## Introduction

The collision of objects is a great way to demonstrate the conservation of momentum. EngageÂ students by having them drop and collide toy balls of different mass and size. The results mayÂ be surprising! This inquiry-based activity will really get your students thinking about momentum.

## Concepts

• Collisions
• Conservation of momentum
• Elasticity

## Background

When an object is in motion, it has a property known as momentum. Momentum (p) is calculated by multiplying the mass (m) ofÂ the object by its velocity (v); p = mv. A fundamental principle of physics is that the momentum of an isolated system of objectsÂ always remains constant. This is known as the conservation of momentum. If objects within a system collide, the momentum ofÂ each individual object before and after a collision may change, but the total momentum of the system will remain constant.

There are two types of collisionsâ€”elastic and inelastic. An elastic collision occurs when objects collide and then separate afterÂ the collision. An example of an elastic collision is the collision between a baseball and a bat. An inelastic collision is whenÂ objects collide, stick together, and move as one object after the collision. An example of an inelastic collision is when a baseballÂ hits a catcherâ€™s mitt and stops.

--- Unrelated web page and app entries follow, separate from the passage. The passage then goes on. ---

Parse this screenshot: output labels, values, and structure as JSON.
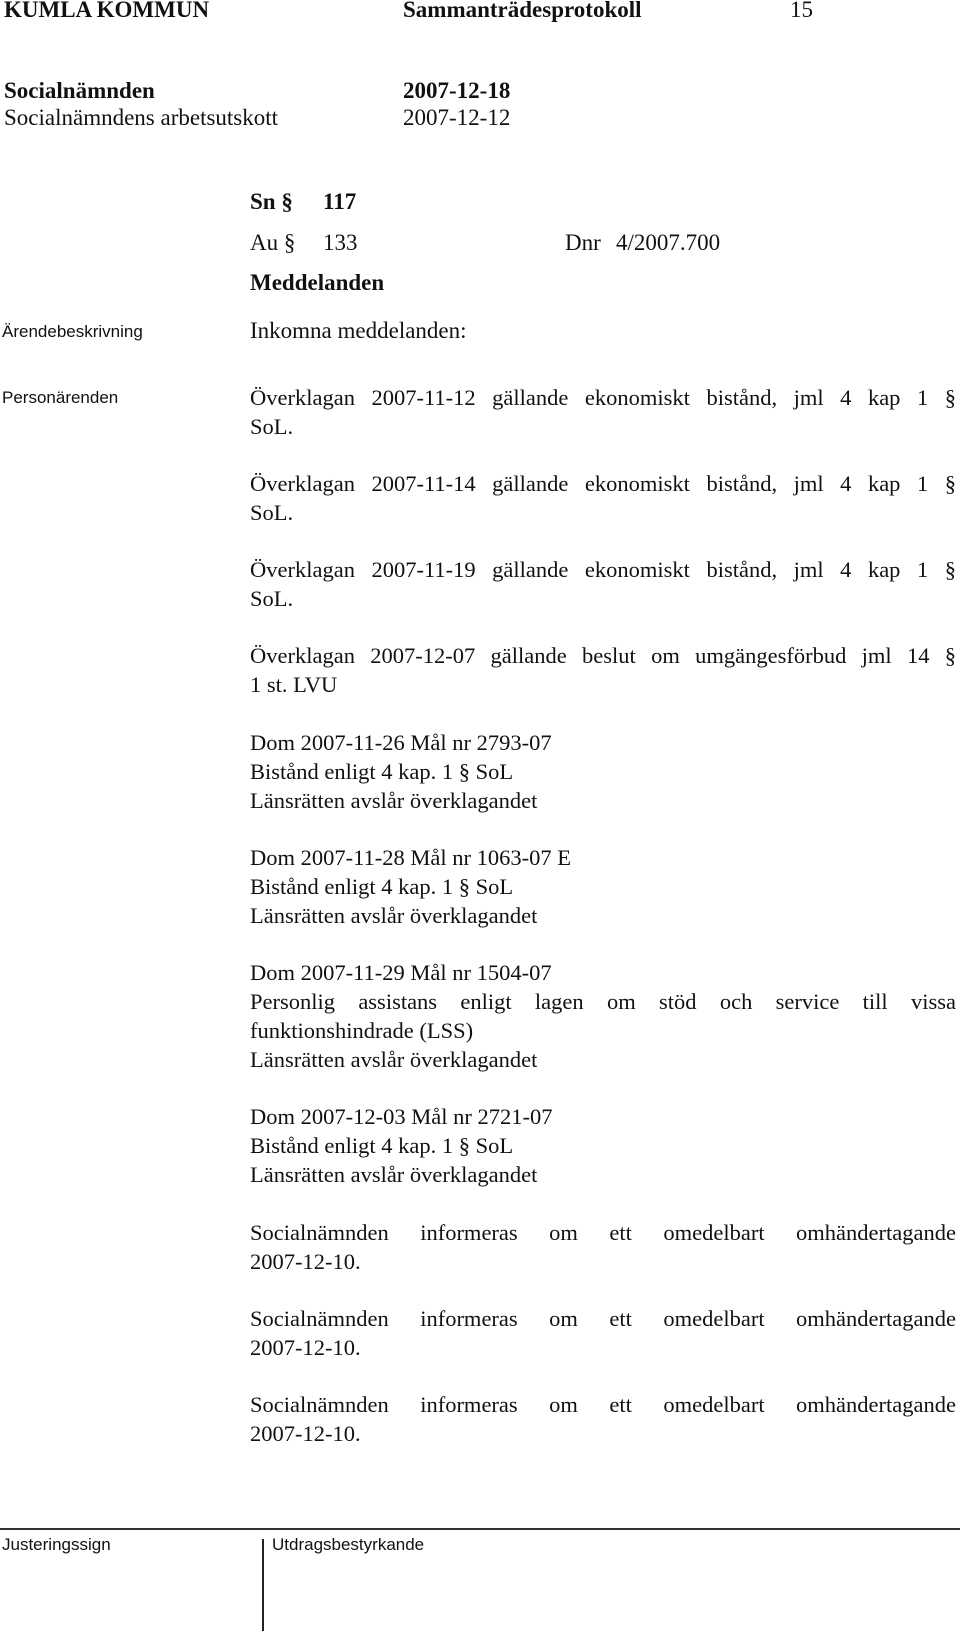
{
  "header": {
    "organization": "KUMLA KOMMUN",
    "document_type": "Sammanträdesprotokoll",
    "page_number": "15",
    "board": "Socialnämnden",
    "board_date": "2007-12-18",
    "committee": "Socialnämndens arbetsutskott",
    "committee_date": "2007-12-12"
  },
  "case": {
    "sn_label": "Sn §",
    "sn_number": "117",
    "au_label": "Au §",
    "au_number": "133",
    "dnr_label": "Dnr",
    "dnr_value": "4/2007.700",
    "title": "Meddelanden"
  },
  "sidebar": {
    "description_label": "Ärendebeskrivning",
    "personal_label": "Personärenden"
  },
  "body": {
    "intro": "Inkomna meddelanden:",
    "appeals": [
      {
        "line1": "Överklagan 2007-11-12 gällande ekonomiskt bistånd, jml 4 kap 1 §",
        "line2": "SoL."
      },
      {
        "line1": "Överklagan 2007-11-14 gällande ekonomiskt bistånd, jml 4 kap 1 §",
        "line2": "SoL."
      },
      {
        "line1": "Överklagan 2007-11-19 gällande ekonomiskt bistånd, jml 4 kap 1 §",
        "line2": "SoL."
      },
      {
        "line1": "Överklagan 2007-12-07 gällande beslut om umgängesförbud jml 14 §",
        "line2": "1 st. LVU"
      }
    ],
    "judgments": [
      {
        "case": "Dom 2007-11-26 Mål nr 2793-07",
        "subject": "Bistånd enligt 4 kap. 1 § SoL",
        "subject2": "",
        "outcome": "Länsrätten avslår överklagandet"
      },
      {
        "case": "Dom 2007-11-28 Mål nr 1063-07 E",
        "subject": "Bistånd enligt 4 kap. 1 § SoL",
        "subject2": "",
        "outcome": "Länsrätten avslår överklagandet"
      },
      {
        "case": "Dom 2007-11-29 Mål nr 1504-07",
        "subject": "Personlig assistans enligt lagen om stöd och service till vissa",
        "subject2": "funktionshindrade (LSS)",
        "outcome": "Länsrätten avslår överklagandet"
      },
      {
        "case": "Dom 2007-12-03 Mål nr 2721-07",
        "subject": "Bistånd enligt 4 kap. 1 § SoL",
        "subject2": "",
        "outcome": "Länsrätten avslår överklagandet"
      }
    ],
    "notices": [
      {
        "line1": "Socialnämnden informeras om ett omedelbart omhändertagande",
        "line2": "2007-12-10."
      },
      {
        "line1": "Socialnämnden informeras om ett omedelbart omhändertagande",
        "line2": "2007-12-10."
      },
      {
        "line1": "Socialnämnden informeras om ett omedelbart omhändertagande",
        "line2": "2007-12-10."
      }
    ]
  },
  "footer": {
    "adjust_sign_label": "Justeringssign",
    "extract_cert_label": "Utdragsbestyrkande"
  }
}
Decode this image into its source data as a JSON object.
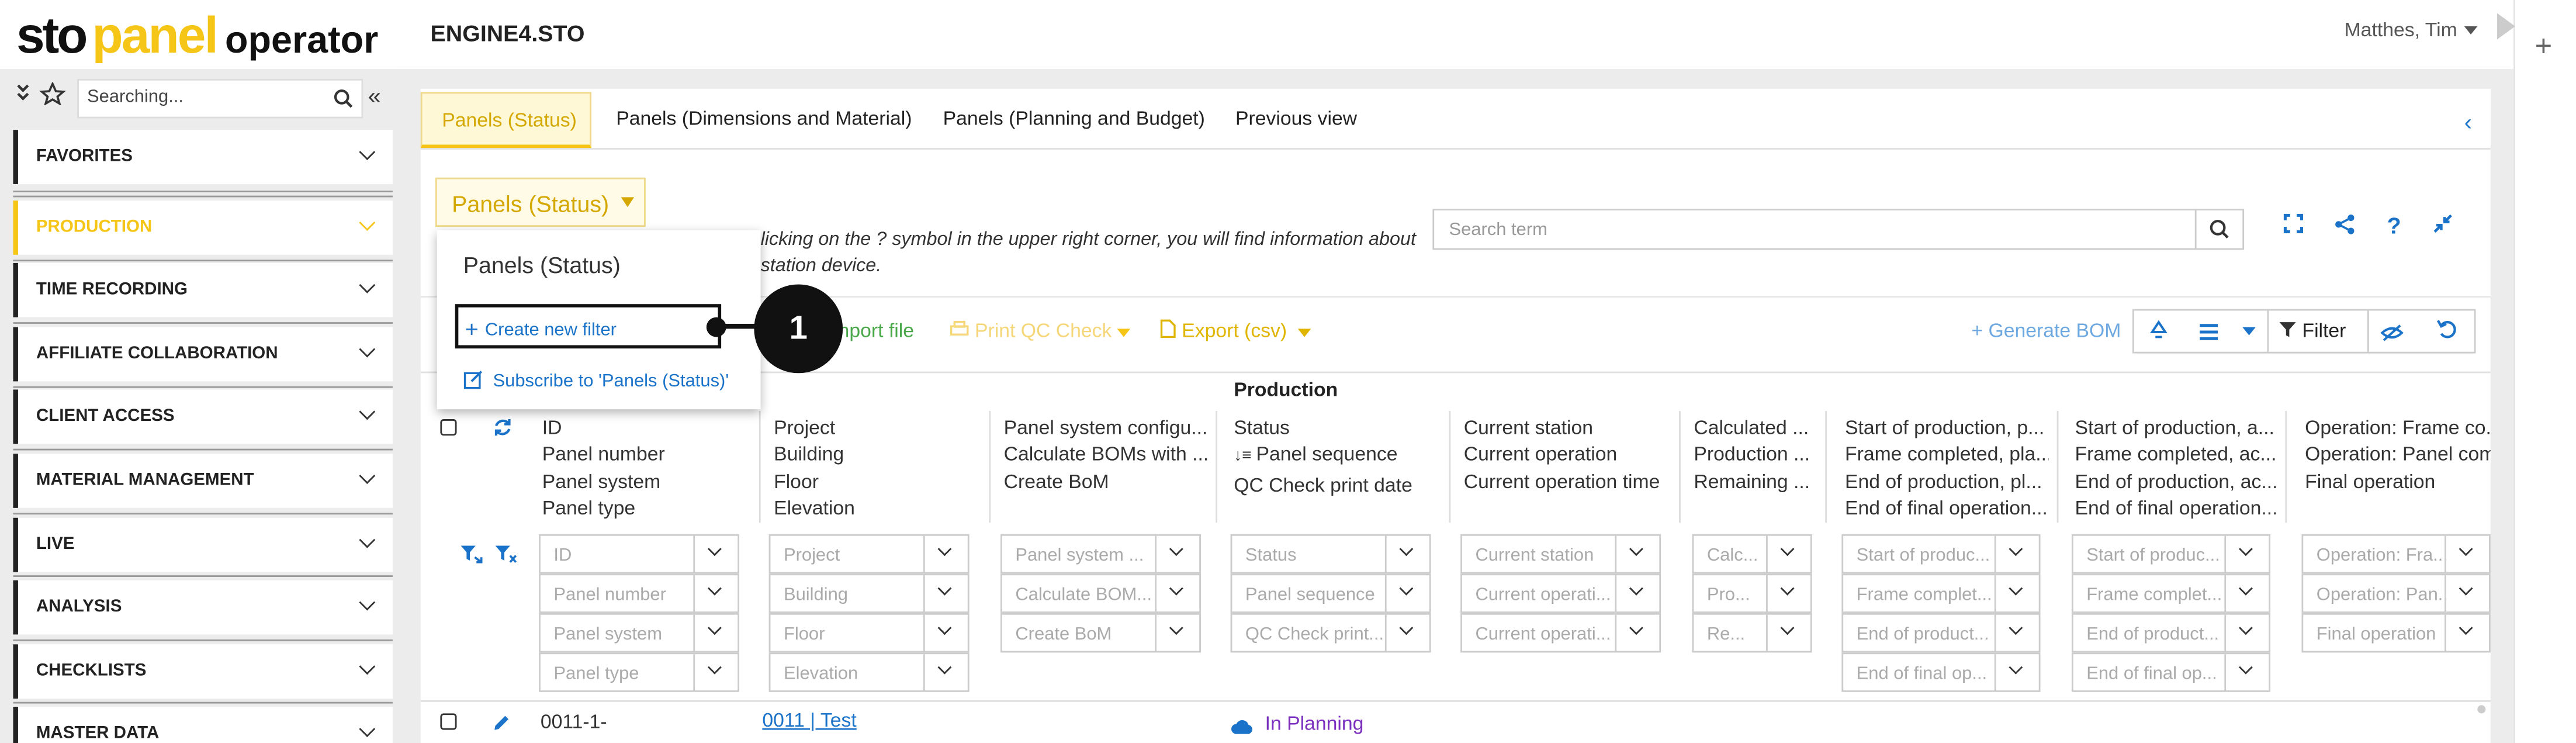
{
  "app": {
    "logo_sto": "sto",
    "logo_panel": "panel",
    "logo_operator": "operator",
    "engine": "ENGINE4.STO",
    "user": "Matthes, Tim"
  },
  "sidebar": {
    "search_value": "Searching...",
    "items": [
      {
        "label": "FAVORITES"
      },
      {
        "label": "PRODUCTION"
      },
      {
        "label": "TIME RECORDING"
      },
      {
        "label": "AFFILIATE COLLABORATION"
      },
      {
        "label": "CLIENT ACCESS"
      },
      {
        "label": "MATERIAL MANAGEMENT"
      },
      {
        "label": "LIVE"
      },
      {
        "label": "ANALYSIS"
      },
      {
        "label": "CHECKLISTS"
      },
      {
        "label": "MASTER DATA"
      }
    ]
  },
  "tabs": [
    "Panels (Status)",
    "Panels (Dimensions and Material)",
    "Panels (Planning and Budget)",
    "Previous view"
  ],
  "view_selector": "Panels (Status)",
  "hint": {
    "line1": "licking on the ? symbol in the upper right corner, you will find information about",
    "line2": "station device."
  },
  "search": {
    "placeholder": "Search term"
  },
  "toolbar": {
    "import": "mport file",
    "print_qc": "Print QC Check",
    "export": "Export (csv)",
    "generate_bom": "+ Generate BOM",
    "filter": "Filter"
  },
  "dropdown": {
    "title": "Panels (Status)",
    "create": "Create new filter",
    "subscribe": "Subscribe to 'Panels (Status)'"
  },
  "callout": "1",
  "table": {
    "group_header": "Production",
    "columns": [
      {
        "lines": [
          "ID",
          "Panel number",
          "Panel system",
          "Panel type"
        ],
        "filters": [
          "ID",
          "Panel number",
          "Panel system",
          "Panel type"
        ]
      },
      {
        "lines": [
          "Project",
          "Building",
          "Floor",
          "Elevation"
        ],
        "filters": [
          "Project",
          "Building",
          "Floor",
          "Elevation"
        ]
      },
      {
        "lines": [
          "Panel system configu...",
          "Calculate BOMs with ...",
          "Create BoM"
        ],
        "filters": [
          "Panel system ...",
          "Calculate BOM...",
          "Create BoM"
        ]
      },
      {
        "lines": [
          "Status",
          "Panel sequence",
          "QC Check print date"
        ],
        "filters": [
          "Status",
          "Panel sequence",
          "QC Check print..."
        ]
      },
      {
        "lines": [
          "Current station",
          "Current operation",
          "Current operation time"
        ],
        "filters": [
          "Current station",
          "Current operati...",
          "Current operati..."
        ]
      },
      {
        "lines": [
          "Calculated ...",
          "Production ...",
          "Remaining ..."
        ],
        "filters": [
          "Calc...",
          "Pro...",
          "Re..."
        ]
      },
      {
        "lines": [
          "Start of production, p...",
          "Frame completed, pla...",
          "End of production, pl...",
          "End of final operation..."
        ],
        "filters": [
          "Start of produc...",
          "Frame complet...",
          "End of product...",
          "End of final op..."
        ]
      },
      {
        "lines": [
          "Start of production, a...",
          "Frame completed, ac...",
          "End of production, ac...",
          "End of final operation..."
        ],
        "filters": [
          "Start of produc...",
          "Frame complet...",
          "End of product...",
          "End of final op..."
        ]
      },
      {
        "lines": [
          "Operation: Frame co...",
          "Operation: Panel com...",
          "Final operation"
        ],
        "filters": [
          "Operation: Fra...",
          "Operation: Pan...",
          "Final operation"
        ]
      }
    ],
    "rows": [
      {
        "id": "0011-1-",
        "project": "0011 | Test",
        "status": "In Planning"
      }
    ]
  },
  "colors": {
    "accent": "#f5c518",
    "link": "#1a73c9",
    "status": "#7b2fbe"
  }
}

In every collision, elastic or inelastic, momentum is always conserved.